(Excerpts from an interface dataset)

Segment Open

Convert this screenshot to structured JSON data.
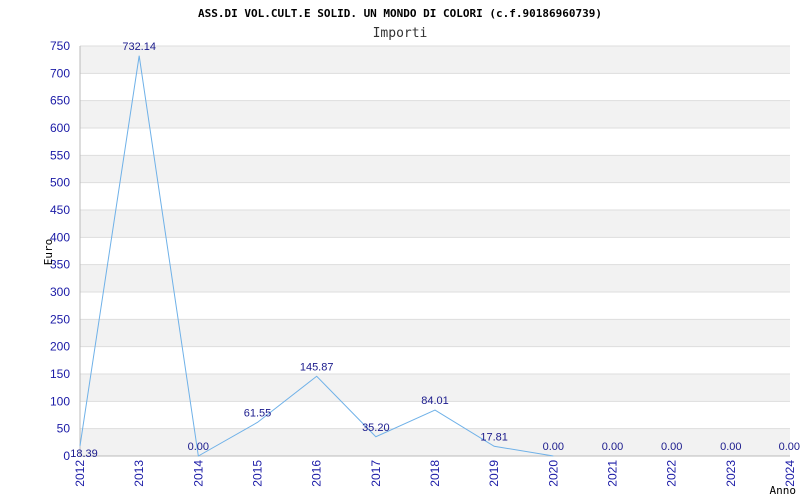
{
  "chart_data": {
    "type": "line",
    "title": "ASS.DI VOL.CULT.E SOLID. UN MONDO DI COLORI (c.f.90186960739)",
    "subtitle": "Importi",
    "xlabel": "Anno",
    "ylabel": "Euro",
    "categories": [
      "2012",
      "2013",
      "2014",
      "2015",
      "2016",
      "2017",
      "2018",
      "2019",
      "2020",
      "2021",
      "2022",
      "2023",
      "2024"
    ],
    "series": [
      {
        "values": [
          18.39,
          732.14,
          0.0,
          61.55,
          145.87,
          35.2,
          84.01,
          17.81,
          0.0,
          null,
          null,
          null,
          null
        ],
        "labels": [
          "18.39",
          "732.14",
          "0.00",
          "61.55",
          "145.87",
          "35.20",
          "84.01",
          "17.81",
          "0.00",
          "0.00",
          "0.00",
          "0.00",
          "0.00"
        ]
      }
    ],
    "ylim": [
      0,
      750
    ],
    "yticks": [
      0,
      50,
      100,
      150,
      200,
      250,
      300,
      350,
      400,
      450,
      500,
      550,
      600,
      650,
      700,
      750
    ],
    "grid": true,
    "colors": {
      "line": "#6fb1e8",
      "band": "#f2f2f2",
      "gridline": "#dddddd",
      "tick_text": "#1a1aa6",
      "label_text": "#1a1a8c"
    }
  }
}
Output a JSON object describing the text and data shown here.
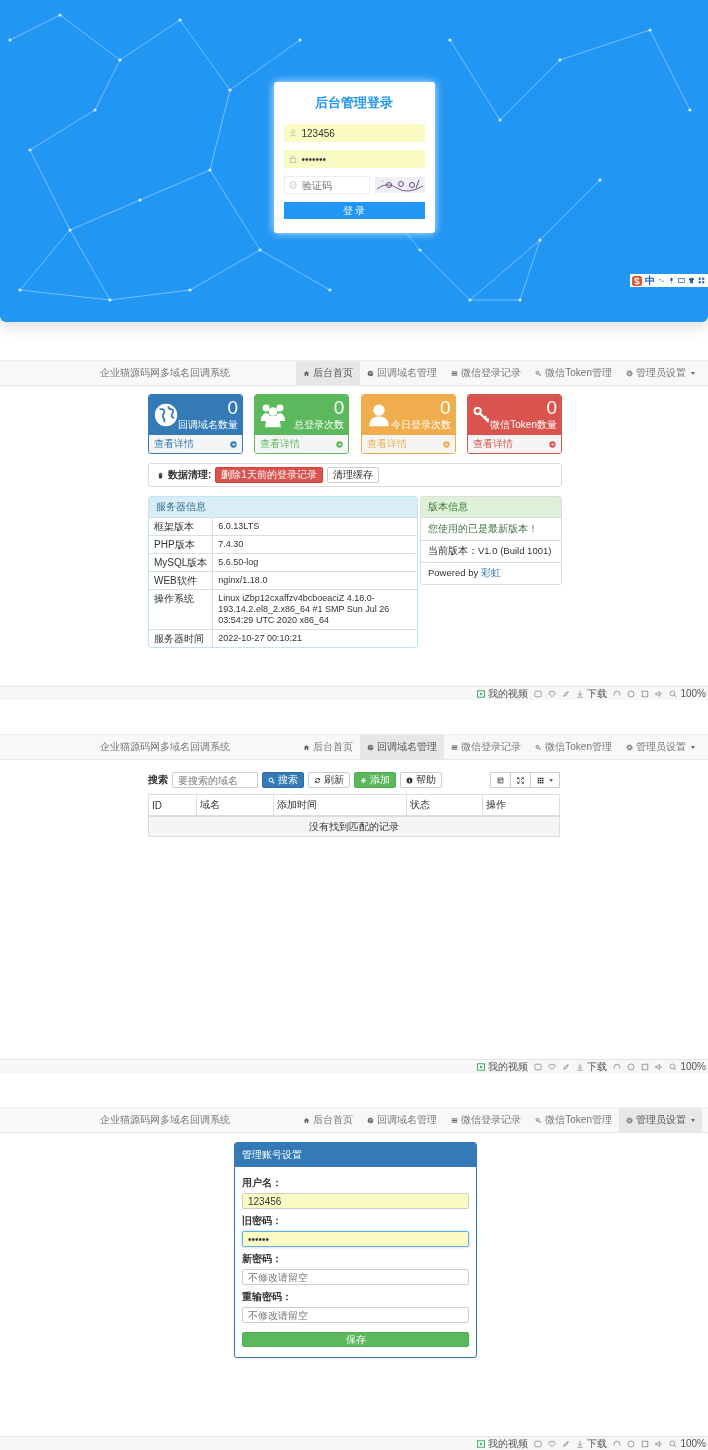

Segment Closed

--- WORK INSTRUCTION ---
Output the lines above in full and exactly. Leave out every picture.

--- RESULT FOR THIS TASK ---
Convert this screenshot to structured JSON data.
{
  "chart_data": {
    "type": "line",
    "title": "ASS.DI VOL.CULT.E SOLID. UN MONDO DI COLORI (c.f.90186960739)",
    "subtitle": "Importi",
    "xlabel": "Anno",
    "ylabel": "Euro",
    "categories": [
      "2012",
      "2013",
      "2014",
      "2015",
      "2016",
      "2017",
      "2018",
      "2019",
      "2020",
      "2021",
      "2022",
      "2023",
      "2024"
    ],
    "series": [
      {
        "values": [
          18.39,
          732.14,
          0.0,
          61.55,
          145.87,
          35.2,
          84.01,
          17.81,
          0.0,
          null,
          null,
          null,
          null
        ],
        "labels": [
          "18.39",
          "732.14",
          "0.00",
          "61.55",
          "145.87",
          "35.20",
          "84.01",
          "17.81",
          "0.00",
          "0.00",
          "0.00",
          "0.00",
          "0.00"
        ]
      }
    ],
    "ylim": [
      0,
      750
    ],
    "yticks": [
      0,
      50,
      100,
      150,
      200,
      250,
      300,
      350,
      400,
      450,
      500,
      550,
      600,
      650,
      700,
      750
    ],
    "grid": true,
    "colors": {
      "line": "#6fb1e8",
      "band": "#f2f2f2",
      "gridline": "#dddddd",
      "tick_text": "#1a1aa6",
      "label_text": "#1a1a8c"
    }
  }
}
Output a JSON object describing the text and data shown here.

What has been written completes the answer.